The National Highway Traffic Safety Administration reports that across Florida, 82 percent of those stopped by law enforcement refused the test. Despite an automatic license suspension for refusing the test, most of those accused offenders were able to qualify for a hardship license, allowing them the freedom to drive again as if the Florida DUI stop didn’t happen.
At the same time, Florida just passed on ignition interlock expansion for all DUI offenders. Instead of allowing more convicted and accused Florida DUI offenders the opportunity to install an ignition interlock device in order to qualify for a hardship or other restricted license, lawmakers essentially gave permission for Florida DUI breathalyzer refusals to remain at the high 82 percent rate. Ignition interlock devices can be required by the DMV, eliminating a lengthy suspension between the time of arrest for a DUI and the time an accused offender appears in court, much like the same timeframe required for a hardship license.

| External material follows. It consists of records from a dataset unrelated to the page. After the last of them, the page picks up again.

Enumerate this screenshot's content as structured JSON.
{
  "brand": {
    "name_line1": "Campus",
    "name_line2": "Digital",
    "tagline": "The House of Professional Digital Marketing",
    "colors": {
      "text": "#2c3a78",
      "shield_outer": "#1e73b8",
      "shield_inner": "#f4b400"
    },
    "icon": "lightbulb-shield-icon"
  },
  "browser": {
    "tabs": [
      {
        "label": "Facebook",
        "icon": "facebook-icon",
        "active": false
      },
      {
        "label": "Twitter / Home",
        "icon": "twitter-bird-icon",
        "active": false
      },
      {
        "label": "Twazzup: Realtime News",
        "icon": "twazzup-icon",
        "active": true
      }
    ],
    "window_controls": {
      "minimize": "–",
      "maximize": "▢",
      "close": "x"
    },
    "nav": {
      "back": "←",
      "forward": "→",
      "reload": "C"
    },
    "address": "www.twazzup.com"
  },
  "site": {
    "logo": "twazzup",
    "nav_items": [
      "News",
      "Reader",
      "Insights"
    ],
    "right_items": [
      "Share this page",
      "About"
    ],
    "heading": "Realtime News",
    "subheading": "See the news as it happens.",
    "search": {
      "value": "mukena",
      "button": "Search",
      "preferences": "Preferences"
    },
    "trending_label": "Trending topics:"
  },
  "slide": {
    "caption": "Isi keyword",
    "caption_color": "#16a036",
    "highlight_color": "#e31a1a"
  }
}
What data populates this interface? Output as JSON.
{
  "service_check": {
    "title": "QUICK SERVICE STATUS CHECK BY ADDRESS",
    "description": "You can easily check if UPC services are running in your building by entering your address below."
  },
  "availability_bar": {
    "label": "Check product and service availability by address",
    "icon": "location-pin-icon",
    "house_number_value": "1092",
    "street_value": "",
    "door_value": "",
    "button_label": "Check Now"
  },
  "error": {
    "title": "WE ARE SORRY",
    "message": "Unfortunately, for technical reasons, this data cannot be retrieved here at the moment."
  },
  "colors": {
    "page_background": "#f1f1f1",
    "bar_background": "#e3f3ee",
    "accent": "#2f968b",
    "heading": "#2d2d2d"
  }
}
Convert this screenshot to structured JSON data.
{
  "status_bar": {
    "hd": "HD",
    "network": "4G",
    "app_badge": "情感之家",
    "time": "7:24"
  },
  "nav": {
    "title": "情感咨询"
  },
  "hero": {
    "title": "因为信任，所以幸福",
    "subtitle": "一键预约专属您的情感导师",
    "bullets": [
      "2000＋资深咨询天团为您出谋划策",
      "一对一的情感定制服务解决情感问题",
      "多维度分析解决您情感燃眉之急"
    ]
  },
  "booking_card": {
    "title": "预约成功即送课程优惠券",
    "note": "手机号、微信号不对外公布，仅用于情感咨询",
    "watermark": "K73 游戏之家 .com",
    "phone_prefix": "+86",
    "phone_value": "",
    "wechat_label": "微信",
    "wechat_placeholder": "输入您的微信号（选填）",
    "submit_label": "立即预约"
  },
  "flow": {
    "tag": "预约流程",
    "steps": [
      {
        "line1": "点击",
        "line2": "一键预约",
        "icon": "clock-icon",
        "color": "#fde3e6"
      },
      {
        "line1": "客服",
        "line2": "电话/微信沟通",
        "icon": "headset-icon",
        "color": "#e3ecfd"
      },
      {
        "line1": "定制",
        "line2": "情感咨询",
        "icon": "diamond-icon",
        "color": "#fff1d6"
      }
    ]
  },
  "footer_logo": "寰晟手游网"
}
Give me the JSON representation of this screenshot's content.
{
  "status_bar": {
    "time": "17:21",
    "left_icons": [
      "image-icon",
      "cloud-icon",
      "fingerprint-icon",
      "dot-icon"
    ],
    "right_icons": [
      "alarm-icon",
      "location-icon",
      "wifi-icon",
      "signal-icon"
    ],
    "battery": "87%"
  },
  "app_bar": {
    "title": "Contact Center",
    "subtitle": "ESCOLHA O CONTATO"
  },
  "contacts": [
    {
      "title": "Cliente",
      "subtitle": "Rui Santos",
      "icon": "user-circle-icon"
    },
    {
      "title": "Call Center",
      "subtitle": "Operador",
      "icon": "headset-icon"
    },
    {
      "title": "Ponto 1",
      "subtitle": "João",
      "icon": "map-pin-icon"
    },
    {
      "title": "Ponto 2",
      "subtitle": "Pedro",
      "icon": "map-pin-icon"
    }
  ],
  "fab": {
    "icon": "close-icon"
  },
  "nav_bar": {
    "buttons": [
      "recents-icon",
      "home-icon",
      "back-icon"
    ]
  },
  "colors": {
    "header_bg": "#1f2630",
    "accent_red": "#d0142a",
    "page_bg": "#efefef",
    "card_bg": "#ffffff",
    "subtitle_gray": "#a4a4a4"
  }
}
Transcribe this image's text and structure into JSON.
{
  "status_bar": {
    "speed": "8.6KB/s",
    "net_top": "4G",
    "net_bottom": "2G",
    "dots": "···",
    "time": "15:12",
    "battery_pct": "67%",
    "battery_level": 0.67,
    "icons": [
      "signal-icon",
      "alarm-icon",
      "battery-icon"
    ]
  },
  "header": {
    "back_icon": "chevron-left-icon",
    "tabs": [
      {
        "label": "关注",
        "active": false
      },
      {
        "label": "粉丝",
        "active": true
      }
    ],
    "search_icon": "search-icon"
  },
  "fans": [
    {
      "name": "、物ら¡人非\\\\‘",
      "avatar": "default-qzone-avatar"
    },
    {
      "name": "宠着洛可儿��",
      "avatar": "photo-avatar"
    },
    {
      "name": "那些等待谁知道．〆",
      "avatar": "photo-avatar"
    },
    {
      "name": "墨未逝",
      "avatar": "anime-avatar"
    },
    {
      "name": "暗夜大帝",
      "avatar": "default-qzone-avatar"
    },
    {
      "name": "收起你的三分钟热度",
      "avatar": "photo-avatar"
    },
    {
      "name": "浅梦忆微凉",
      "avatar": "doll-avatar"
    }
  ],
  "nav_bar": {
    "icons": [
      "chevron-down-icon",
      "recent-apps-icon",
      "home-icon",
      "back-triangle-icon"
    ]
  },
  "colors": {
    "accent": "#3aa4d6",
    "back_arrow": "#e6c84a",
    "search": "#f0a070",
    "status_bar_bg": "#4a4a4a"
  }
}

Saying Florida has no refusal DUI laws doesn’t have much meaning or effect when people are still out on the roads after a license suspension for possible drunk driving. To be serious about cleaning up Florida DUI problems, perhaps an understanding of how ignition interlock devices can close up the current loopholes in the laws or administrative processes is a good place to start.